Pitt holds off Duquesne in City Game
Ryan Luther played like a man Friday night, leading Pitt to a convincing 76-64 victory against Duquesne in the 86th City Game at PPG Paints Arena.
Afterwards, he was a man of few words.
“We're glad to get it back,” he said, speaking modestly of the City Game trophy awarded to Pitt after Duquesne seized it last year for the first time since 2000.
Actually, Luther said just enough, also praising his teammates for a determined defensive effort when the Dukes (2-3) rallied to within two points in the second half.
Finally, the senior from Hampton allowed himself a tiny but self-satisfied smile when after his last City Game, he said, “My senior year, it was good to go out on top.”
Luther led Pitt (4-4) with 16 points, nine rebounds and three steals and added four of his team's 19 assists. But the second-best performance of the night in front of a charged crowd of 10,118 belonged to Panthers coach Kevin Stallings.

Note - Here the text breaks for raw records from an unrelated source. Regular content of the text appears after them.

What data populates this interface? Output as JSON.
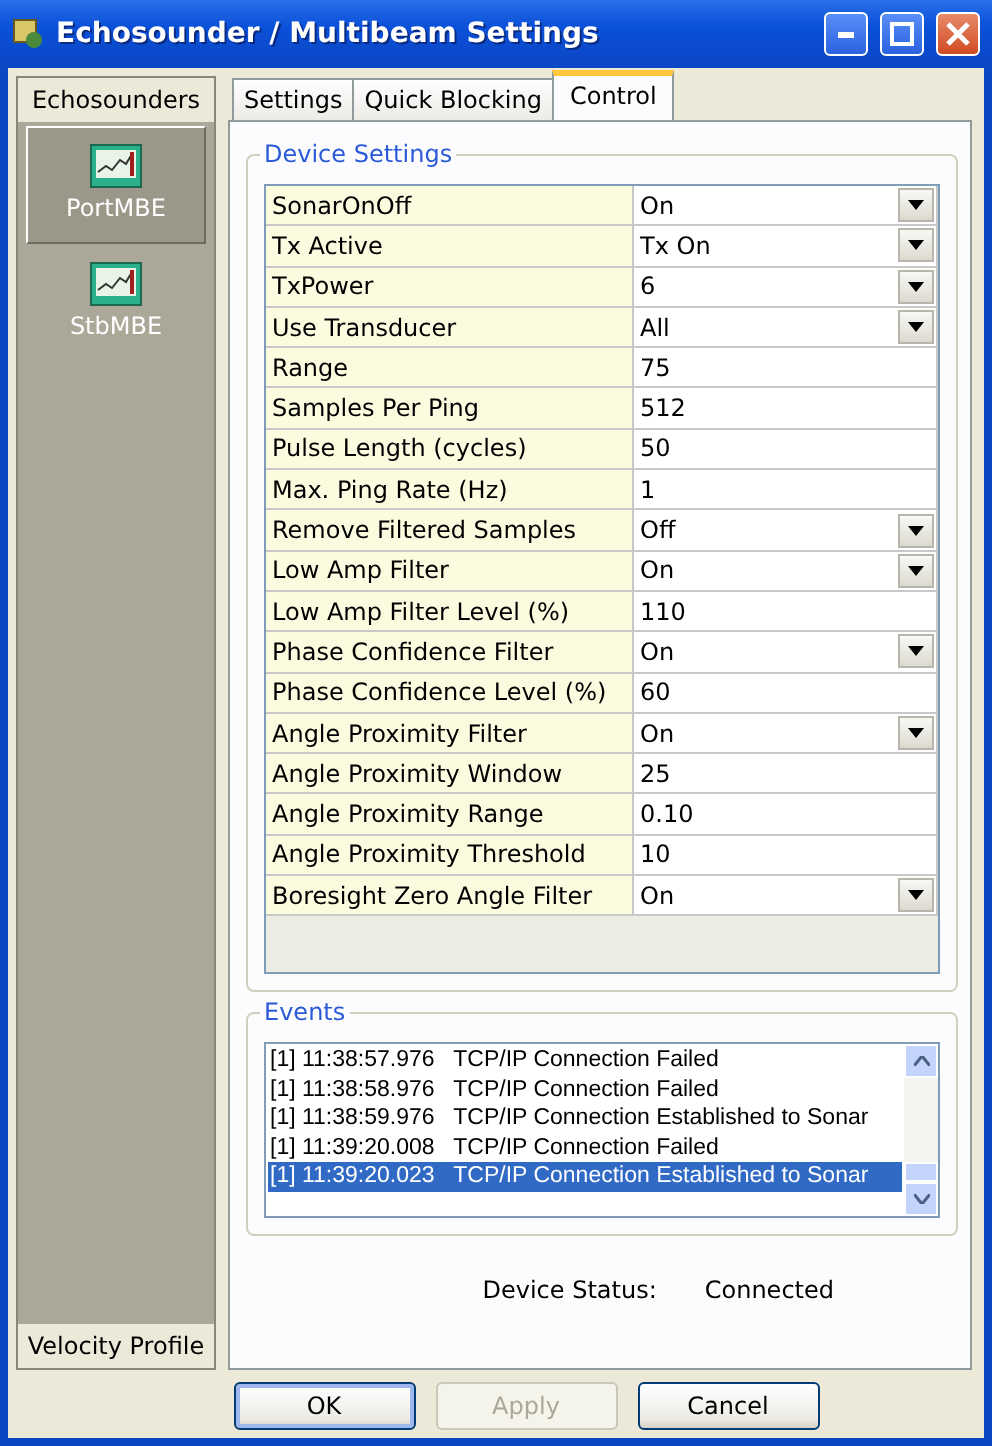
{
  "window": {
    "title": "Echosounder / Multibeam Settings"
  },
  "sidebar": {
    "header": "Echosounders",
    "items": [
      {
        "label": "PortMBE",
        "selected": true
      },
      {
        "label": "StbMBE",
        "selected": false
      }
    ],
    "footer": "Velocity Profile"
  },
  "tabs": [
    {
      "label": "Settings",
      "selected": false
    },
    {
      "label": "Quick Blocking",
      "selected": false
    },
    {
      "label": "Control",
      "selected": true
    }
  ],
  "device_settings": {
    "title": "Device Settings",
    "rows": [
      {
        "name": "SonarOnOff",
        "value": "On",
        "kind": "dropdown"
      },
      {
        "name": "Tx Active",
        "value": "Tx On",
        "kind": "dropdown"
      },
      {
        "name": "TxPower",
        "value": "6",
        "kind": "dropdown"
      },
      {
        "name": "Use Transducer",
        "value": "All",
        "kind": "dropdown"
      },
      {
        "name": "Range",
        "value": "75",
        "kind": "text"
      },
      {
        "name": "Samples Per Ping",
        "value": "512",
        "kind": "text"
      },
      {
        "name": "Pulse Length (cycles)",
        "value": "50",
        "kind": "text"
      },
      {
        "name": "Max. Ping Rate (Hz)",
        "value": "1",
        "kind": "text"
      },
      {
        "name": "Remove Filtered Samples",
        "value": "Off",
        "kind": "dropdown"
      },
      {
        "name": "Low Amp Filter",
        "value": "On",
        "kind": "dropdown"
      },
      {
        "name": "Low Amp Filter Level (%)",
        "value": "110",
        "kind": "text"
      },
      {
        "name": "Phase Confidence Filter",
        "value": "On",
        "kind": "dropdown"
      },
      {
        "name": "Phase Confidence Level (%)",
        "value": "60",
        "kind": "text"
      },
      {
        "name": "Angle Proximity Filter",
        "value": "On",
        "kind": "dropdown"
      },
      {
        "name": "Angle Proximity Window",
        "value": "25",
        "kind": "text"
      },
      {
        "name": "Angle Proximity Range",
        "value": "0.10",
        "kind": "text"
      },
      {
        "name": "Angle Proximity Threshold",
        "value": "10",
        "kind": "text"
      },
      {
        "name": "Boresight Zero Angle Filter",
        "value": "On",
        "kind": "dropdown"
      }
    ]
  },
  "events": {
    "title": "Events",
    "items": [
      {
        "text": "[1] 11:38:57.976   TCP/IP Connection Failed",
        "selected": false
      },
      {
        "text": "[1] 11:38:58.976   TCP/IP Connection Failed",
        "selected": false
      },
      {
        "text": "[1] 11:38:59.976   TCP/IP Connection Established to Sonar",
        "selected": false
      },
      {
        "text": "[1] 11:39:20.008   TCP/IP Connection Failed",
        "selected": false
      },
      {
        "text": "[1] 11:39:20.023   TCP/IP Connection Established to Sonar",
        "selected": true
      }
    ]
  },
  "status": {
    "label": "Device Status:",
    "value": "Connected"
  },
  "buttons": [
    {
      "label": "OK",
      "disabled": false,
      "default": true
    },
    {
      "label": "Apply",
      "disabled": true,
      "default": false
    },
    {
      "label": "Cancel",
      "disabled": false,
      "default": false
    }
  ]
}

He displayed a theatrical touch, pulling Luther while there was still time on the clock so he could receive an ovation meant only for him.
“Luther played like the best player on the court, which in my very biased opinion, he was,” Stallings said.
“I took him out there at the end. I wanted him to get an ovation. He deserves an ovation because of who he is as a human being.”
After Pitt stretched its winning streak to three, left unmentioned was Luther's decision to stay with the program this offseason when others couldn't leave fast enough. But Stallings knows.
“I feel real fortunate to coach him,” he said, in recognition Luther's loyalty.
Duquesne coach Keith Dambrot also had high praise for Luther.
“That guy can be a role player on any team in the country,” he said.
Dambrot lamented he was 0 for 2 at Akron in trying to recruit Luther and his cousin, former Pitt wide receiver Mike Shanahan.
“You'd think those Shanahans would treat me a little better than that,” Dambrot said. “I didn't get a sniff.”
Luther and his Pitt teammates treated Dambrot and his outmanned Dukes harshly, never trailing after taking a 3-2 lead.
Pitt led by as many 12 points before the Dukes cut it to 47-45 with 12:55 left in the game on Eric Williams' jumper. Williams, who recorded 18 points and eight rebounds, was fouled but missed the free throw.
Four minutes later, Pitt built the lead back to nine on two foul shots by Shamiel Stevenson, who scored 13 points and was one of four Panthers in double digits.
“I was proud of how our guys responded and kept their poise and composure,” Stallings said. “That could certainly bode well for us going forward.”
Marcus Carr had 15, and Parker Stewart, who hit 4 of 6 3-pointers, added 14 points.
Overall, Pitt shot better than 50 percent from the field (53.6) for the fourth consecutive game. Duquesne managed only 39.7 percent, the third time in the past four games a Pitt opponent failed to shoot 40. The Dukes' Mike Lewis scored 20, but Rene Castro-Caneddy, who was averaging 20, was scoreless on 0-for-7 shooting.
Williams said the Dukes were well-prepared but didn't execute when it counted.
“We can't keep having mental breakdowns during the game,” he said. “Even though we went over them 1,000 times, we gave up a few plays we knew they were going to run.”
Injuries have slowed Duquesne's progress in Dambrot's first season of a reconstruction project, and it showed Friday night.
Chas Brown (foot) played for the first time, and Eric James (knee) returned, but both were limited. Tarin Smith, who was averaging 12.8 points, played 23 minutes on a sore ankle but managed only two successful foul shots.
“My feeling is we are in disarray,” Dambrot said. “What I mean by that is when I had really good teams (at Akron), they knew what to do when. We have no consistency.”